Another concern is related to the financial aspect. In particular, guardian consent is needed when a study requires the participation of an underage person, which implies additional financial expenses (Mulberg, Murphy, Dunne, & Mathis, 2013). In terms of regulatory and legal issues, formal consent is not always enough to carry out a profound study because the research value might not be fully comprehended by a child (Bonk, 2014).
Therefore, it is reasonable to assume that a child cannot make an independent and informed decision in such settings, and this form of consent will be involuntary, which is inappropriate from the legal point of view (Rosier, Martens, & Thomas, 2014). Thus, it can be assumed that despite the urgent need for child researches on psychotropic drugs and their potential benefit for society, it is impossible to conduct them without the emergence of legal, ethical, financial, and other concerns, which also complicates their further prescription.
Bonk, R. (2014). Medical writing in drug development. New York, NY: Routledge. Web.
Carrier, F., Banayan, D., Boley, R., & Karnik, N. (2017). Ethical challenges in developing drugs for psychiatric disorders. Progress in Neurobiology, 152, 58-69. Web.
Cohen, G. (Ed.). (2013). The globalization of health care. Oxford, UK: Oxford University Press. Web.
Mulberg, A., Murphy, D., Dunne, J., & Mathis, L. (2013). Pediatric drug development (2nd ed.). Hoboken, NJ: John Wiley & Sons. Web.
Rosier, J., Martens, M., & Thomas, J. (2014). Global new drug development.

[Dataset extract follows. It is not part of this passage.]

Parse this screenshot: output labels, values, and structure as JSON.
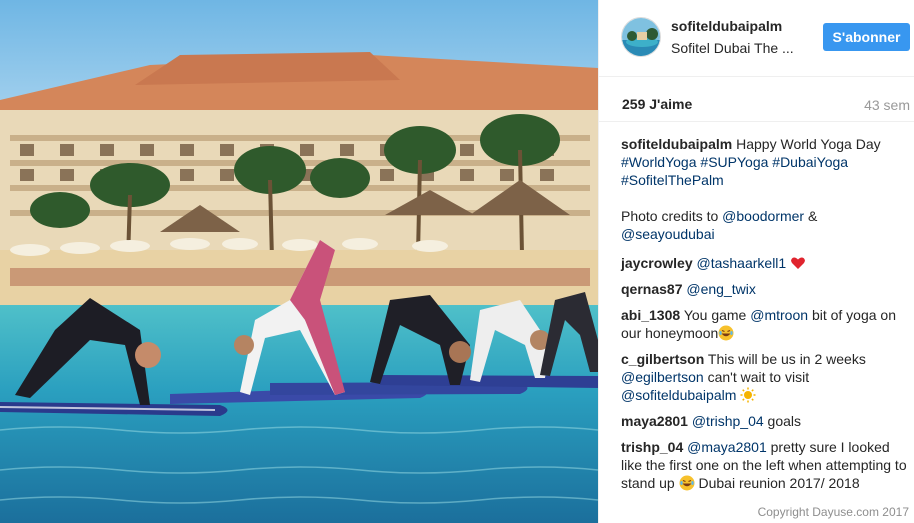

Hoboken, NJ: John Wiley & Sons. Web.
Tansey, M. (2014). Intelligent drug development. Oxford, UK: Oxford University Press. Web.